▸ Exercise materials

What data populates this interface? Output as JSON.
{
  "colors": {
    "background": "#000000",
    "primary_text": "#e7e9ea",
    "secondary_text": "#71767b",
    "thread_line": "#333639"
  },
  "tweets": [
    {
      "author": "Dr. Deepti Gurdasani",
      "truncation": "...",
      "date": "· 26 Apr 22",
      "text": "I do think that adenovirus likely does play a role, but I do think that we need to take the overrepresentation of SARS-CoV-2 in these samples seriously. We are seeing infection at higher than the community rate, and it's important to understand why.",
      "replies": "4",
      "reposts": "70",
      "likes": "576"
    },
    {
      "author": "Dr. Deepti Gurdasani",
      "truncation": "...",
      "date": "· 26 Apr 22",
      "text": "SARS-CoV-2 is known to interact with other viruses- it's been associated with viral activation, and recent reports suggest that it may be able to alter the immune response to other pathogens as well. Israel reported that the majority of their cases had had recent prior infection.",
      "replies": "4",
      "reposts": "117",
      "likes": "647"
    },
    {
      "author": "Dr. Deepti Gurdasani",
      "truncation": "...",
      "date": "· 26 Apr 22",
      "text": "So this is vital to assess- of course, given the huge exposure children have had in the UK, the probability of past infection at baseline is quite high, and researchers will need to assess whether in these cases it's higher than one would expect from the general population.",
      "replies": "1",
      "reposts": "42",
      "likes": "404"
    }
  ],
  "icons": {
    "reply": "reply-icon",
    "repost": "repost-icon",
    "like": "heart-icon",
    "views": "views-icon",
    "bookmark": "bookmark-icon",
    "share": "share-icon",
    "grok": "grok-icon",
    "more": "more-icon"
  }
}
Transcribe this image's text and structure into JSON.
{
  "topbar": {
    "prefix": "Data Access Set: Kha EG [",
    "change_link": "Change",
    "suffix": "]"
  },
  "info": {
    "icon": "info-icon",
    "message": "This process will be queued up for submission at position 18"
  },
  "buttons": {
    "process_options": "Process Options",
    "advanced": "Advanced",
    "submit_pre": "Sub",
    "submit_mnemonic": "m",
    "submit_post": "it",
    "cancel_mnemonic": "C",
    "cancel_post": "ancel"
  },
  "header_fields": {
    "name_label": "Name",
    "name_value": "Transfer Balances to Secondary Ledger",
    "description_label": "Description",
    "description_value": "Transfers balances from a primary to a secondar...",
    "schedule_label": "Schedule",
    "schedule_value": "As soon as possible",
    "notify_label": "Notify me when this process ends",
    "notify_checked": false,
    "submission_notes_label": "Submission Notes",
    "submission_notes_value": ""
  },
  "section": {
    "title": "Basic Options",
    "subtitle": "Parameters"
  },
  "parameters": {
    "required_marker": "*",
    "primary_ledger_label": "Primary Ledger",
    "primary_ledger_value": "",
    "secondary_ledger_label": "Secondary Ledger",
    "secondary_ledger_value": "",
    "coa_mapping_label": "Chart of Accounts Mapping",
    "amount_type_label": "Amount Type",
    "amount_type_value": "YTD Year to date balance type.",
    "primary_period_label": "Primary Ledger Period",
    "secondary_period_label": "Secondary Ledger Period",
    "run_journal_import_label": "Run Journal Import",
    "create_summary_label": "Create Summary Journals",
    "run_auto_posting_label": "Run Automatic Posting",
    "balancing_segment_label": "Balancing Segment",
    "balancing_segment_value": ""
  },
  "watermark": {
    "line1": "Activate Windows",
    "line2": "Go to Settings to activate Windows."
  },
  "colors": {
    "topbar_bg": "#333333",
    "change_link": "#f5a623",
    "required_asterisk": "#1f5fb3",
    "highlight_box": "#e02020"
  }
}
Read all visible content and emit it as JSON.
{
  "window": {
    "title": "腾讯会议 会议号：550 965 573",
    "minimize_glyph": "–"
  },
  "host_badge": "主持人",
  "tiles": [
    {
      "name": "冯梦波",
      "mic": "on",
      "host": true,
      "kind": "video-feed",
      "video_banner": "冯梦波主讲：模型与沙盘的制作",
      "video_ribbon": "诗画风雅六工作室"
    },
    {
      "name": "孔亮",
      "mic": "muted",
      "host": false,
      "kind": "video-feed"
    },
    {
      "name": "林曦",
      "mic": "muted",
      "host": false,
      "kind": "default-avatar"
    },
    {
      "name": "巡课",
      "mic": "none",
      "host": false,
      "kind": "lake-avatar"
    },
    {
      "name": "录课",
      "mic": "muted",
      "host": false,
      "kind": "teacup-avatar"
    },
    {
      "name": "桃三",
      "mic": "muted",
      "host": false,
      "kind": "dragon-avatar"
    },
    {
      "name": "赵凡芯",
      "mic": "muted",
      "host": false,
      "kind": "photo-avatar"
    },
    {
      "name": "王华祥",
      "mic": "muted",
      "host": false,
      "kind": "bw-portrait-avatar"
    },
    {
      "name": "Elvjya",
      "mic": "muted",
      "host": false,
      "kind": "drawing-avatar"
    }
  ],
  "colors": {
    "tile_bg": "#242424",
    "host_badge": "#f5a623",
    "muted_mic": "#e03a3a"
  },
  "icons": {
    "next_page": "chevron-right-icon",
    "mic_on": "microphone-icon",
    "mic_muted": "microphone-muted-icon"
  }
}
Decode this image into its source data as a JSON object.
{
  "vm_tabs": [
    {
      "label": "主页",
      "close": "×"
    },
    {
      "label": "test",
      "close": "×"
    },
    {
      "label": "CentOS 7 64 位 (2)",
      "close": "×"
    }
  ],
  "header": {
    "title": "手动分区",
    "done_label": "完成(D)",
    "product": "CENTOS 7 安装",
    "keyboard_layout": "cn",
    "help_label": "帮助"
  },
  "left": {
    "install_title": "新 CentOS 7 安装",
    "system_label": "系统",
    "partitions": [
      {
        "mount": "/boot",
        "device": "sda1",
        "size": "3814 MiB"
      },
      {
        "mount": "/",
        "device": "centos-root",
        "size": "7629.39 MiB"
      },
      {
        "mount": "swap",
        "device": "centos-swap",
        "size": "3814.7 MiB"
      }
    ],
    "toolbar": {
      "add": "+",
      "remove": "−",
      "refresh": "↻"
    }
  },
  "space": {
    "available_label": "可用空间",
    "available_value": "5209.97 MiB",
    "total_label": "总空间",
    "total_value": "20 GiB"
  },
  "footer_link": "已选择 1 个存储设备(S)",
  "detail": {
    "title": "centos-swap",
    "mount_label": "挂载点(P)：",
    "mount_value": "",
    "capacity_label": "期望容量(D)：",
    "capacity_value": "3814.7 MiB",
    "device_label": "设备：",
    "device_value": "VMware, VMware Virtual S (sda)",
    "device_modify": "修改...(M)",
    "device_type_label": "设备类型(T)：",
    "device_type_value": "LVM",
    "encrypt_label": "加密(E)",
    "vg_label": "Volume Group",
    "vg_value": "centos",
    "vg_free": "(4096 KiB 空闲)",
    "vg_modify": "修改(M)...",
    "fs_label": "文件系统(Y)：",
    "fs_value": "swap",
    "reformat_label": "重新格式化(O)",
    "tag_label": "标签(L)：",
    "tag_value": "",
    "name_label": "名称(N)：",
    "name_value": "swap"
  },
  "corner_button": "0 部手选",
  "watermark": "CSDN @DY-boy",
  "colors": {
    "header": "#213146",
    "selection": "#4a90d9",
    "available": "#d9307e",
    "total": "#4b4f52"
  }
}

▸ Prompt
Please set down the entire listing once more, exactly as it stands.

▸ Task response
What data populates this interface? Output as JSON.
{
  "colors": {
    "background": "#000000",
    "primary_text": "#e7e9ea",
    "secondary_text": "#71767b",
    "thread_line": "#333639"
  },
  "tweets": [
    {
      "author": "Dr. Deepti Gurdasani",
      "truncation": "...",
      "date": "· 26 Apr 22",
      "text": "I do think that adenovirus likely does play a role, but I do think that we need to take the overrepresentation of SARS-CoV-2 in these samples seriously. We are seeing infection at higher than the community rate, and it's important to understand why.",
      "replies": "4",
      "reposts": "70",
      "likes": "576"
    },
    {
      "author": "Dr. Deepti Gurdasani",
      "truncation": "...",
      "date": "· 26 Apr 22",
      "text": "SARS-CoV-2 is known to interact with other viruses- it's been associated with viral activation, and recent reports suggest that it may be able to alter the immune response to other pathogens as well. Israel reported that the majority of their cases had had recent prior infection.",
      "replies": "4",
      "reposts": "117",
      "likes": "647"
    },
    {
      "author": "Dr. Deepti Gurdasani",
      "truncation": "...",
      "date": "· 26 Apr 22",
      "text": "So this is vital to assess- of course, given the huge exposure children have had in the UK, the probability of past infection at baseline is quite high, and researchers will need to assess whether in these cases it's higher than one would expect from the general population.",
      "replies": "1",
      "reposts": "42",
      "likes": "404"
    }
  ],
  "icons": {
    "reply": "reply-icon",
    "repost": "repost-icon",
    "like": "heart-icon",
    "views": "views-icon",
    "bookmark": "bookmark-icon",
    "share": "share-icon",
    "grok": "grok-icon",
    "more": "more-icon"
  }
}
Transcribe this image's text and structure into JSON.
{
  "topbar": {
    "prefix": "Data Access Set: Kha EG [",
    "change_link": "Change",
    "suffix": "]"
  },
  "info": {
    "icon": "info-icon",
    "message": "This process will be queued up for submission at position 18"
  },
  "buttons": {
    "process_options": "Process Options",
    "advanced": "Advanced",
    "submit_pre": "Sub",
    "submit_mnemonic": "m",
    "submit_post": "it",
    "cancel_mnemonic": "C",
    "cancel_post": "ancel"
  },
  "header_fields": {
    "name_label": "Name",
    "name_value": "Transfer Balances to Secondary Ledger",
    "description_label": "Description",
    "description_value": "Transfers balances from a primary to a secondar...",
    "schedule_label": "Schedule",
    "schedule_value": "As soon as possible",
    "notify_label": "Notify me when this process ends",
    "notify_checked": false,
    "submission_notes_label": "Submission Notes",
    "submission_notes_value": ""
  },
  "section": {
    "title": "Basic Options",
    "subtitle": "Parameters"
  },
  "parameters": {
    "required_marker": "*",
    "primary_ledger_label": "Primary Ledger",
    "primary_ledger_value": "",
    "secondary_ledger_label": "Secondary Ledger",
    "secondary_ledger_value": "",
    "coa_mapping_label": "Chart of Accounts Mapping",
    "amount_type_label": "Amount Type",
    "amount_type_value": "YTD Year to date balance type.",
    "primary_period_label": "Primary Ledger Period",
    "secondary_period_label": "Secondary Ledger Period",
    "run_journal_import_label": "Run Journal Import",
    "create_summary_label": "Create Summary Journals",
    "run_auto_posting_label": "Run Automatic Posting",
    "balancing_segment_label": "Balancing Segment",
    "balancing_segment_value": ""
  },
  "watermark": {
    "line1": "Activate Windows",
    "line2": "Go to Settings to activate Windows."
  },
  "colors": {
    "topbar_bg": "#333333",
    "change_link": "#f5a623",
    "required_asterisk": "#1f5fb3",
    "highlight_box": "#e02020"
  }
}
Read all visible content and emit it as JSON.
{
  "window": {
    "title": "腾讯会议 会议号：550 965 573",
    "minimize_glyph": "–"
  },
  "host_badge": "主持人",
  "tiles": [
    {
      "name": "冯梦波",
      "mic": "on",
      "host": true,
      "kind": "video-feed",
      "video_banner": "冯梦波主讲：模型与沙盘的制作",
      "video_ribbon": "诗画风雅六工作室"
    },
    {
      "name": "孔亮",
      "mic": "muted",
      "host": false,
      "kind": "video-feed"
    },
    {
      "name": "林曦",
      "mic": "muted",
      "host": false,
      "kind": "default-avatar"
    },
    {
      "name": "巡课",
      "mic": "none",
      "host": false,
      "kind": "lake-avatar"
    },
    {
      "name": "录课",
      "mic": "muted",
      "host": false,
      "kind": "teacup-avatar"
    },
    {
      "name": "桃三",
      "mic": "muted",
      "host": false,
      "kind": "dragon-avatar"
    },
    {
      "name": "赵凡芯",
      "mic": "muted",
      "host": false,
      "kind": "photo-avatar"
    },
    {
      "name": "王华祥",
      "mic": "muted",
      "host": false,
      "kind": "bw-portrait-avatar"
    },
    {
      "name": "Elvjya",
      "mic": "muted",
      "host": false,
      "kind": "drawing-avatar"
    }
  ],
  "colors": {
    "tile_bg": "#242424",
    "host_badge": "#f5a623",
    "muted_mic": "#e03a3a"
  },
  "icons": {
    "next_page": "chevron-right-icon",
    "mic_on": "microphone-icon",
    "mic_muted": "microphone-muted-icon"
  }
}
Decode this image into its source data as a JSON object.
{
  "vm_tabs": [
    {
      "label": "主页",
      "close": "×"
    },
    {
      "label": "test",
      "close": "×"
    },
    {
      "label": "CentOS 7 64 位 (2)",
      "close": "×"
    }
  ],
  "header": {
    "title": "手动分区",
    "done_label": "完成(D)",
    "product": "CENTOS 7 安装",
    "keyboard_layout": "cn",
    "help_label": "帮助"
  },
  "left": {
    "install_title": "新 CentOS 7 安装",
    "system_label": "系统",
    "partitions": [
      {
        "mount": "/boot",
        "device": "sda1",
        "size": "3814 MiB"
      },
      {
        "mount": "/",
        "device": "centos-root",
        "size": "7629.39 MiB"
      },
      {
        "mount": "swap",
        "device": "centos-swap",
        "size": "3814.7 MiB"
      }
    ],
    "toolbar": {
      "add": "+",
      "remove": "−",
      "refresh": "↻"
    }
  },
  "space": {
    "available_label": "可用空间",
    "available_value": "5209.97 MiB",
    "total_label": "总空间",
    "total_value": "20 GiB"
  },
  "footer_link": "已选择 1 个存储设备(S)",
  "detail": {
    "title": "centos-swap",
    "mount_label": "挂载点(P)：",
    "mount_value": "",
    "capacity_label": "期望容量(D)：",
    "capacity_value": "3814.7 MiB",
    "device_label": "设备：",
    "device_value": "VMware, VMware Virtual S (sda)",
    "device_modify": "修改...(M)",
    "device_type_label": "设备类型(T)：",
    "device_type_value": "LVM",
    "encrypt_label": "加密(E)",
    "vg_label": "Volume Group",
    "vg_value": "centos",
    "vg_free": "(4096 KiB 空闲)",
    "vg_modify": "修改(M)...",
    "fs_label": "文件系统(Y)：",
    "fs_value": "swap",
    "reformat_label": "重新格式化(O)",
    "tag_label": "标签(L)：",
    "tag_value": "",
    "name_label": "名称(N)：",
    "name_value": "swap"
  },
  "corner_button": "0 部手选",
  "watermark": "CSDN @DY-boy",
  "colors": {
    "header": "#213146",
    "selection": "#4a90d9",
    "available": "#d9307e",
    "total": "#4b4f52"
  }
}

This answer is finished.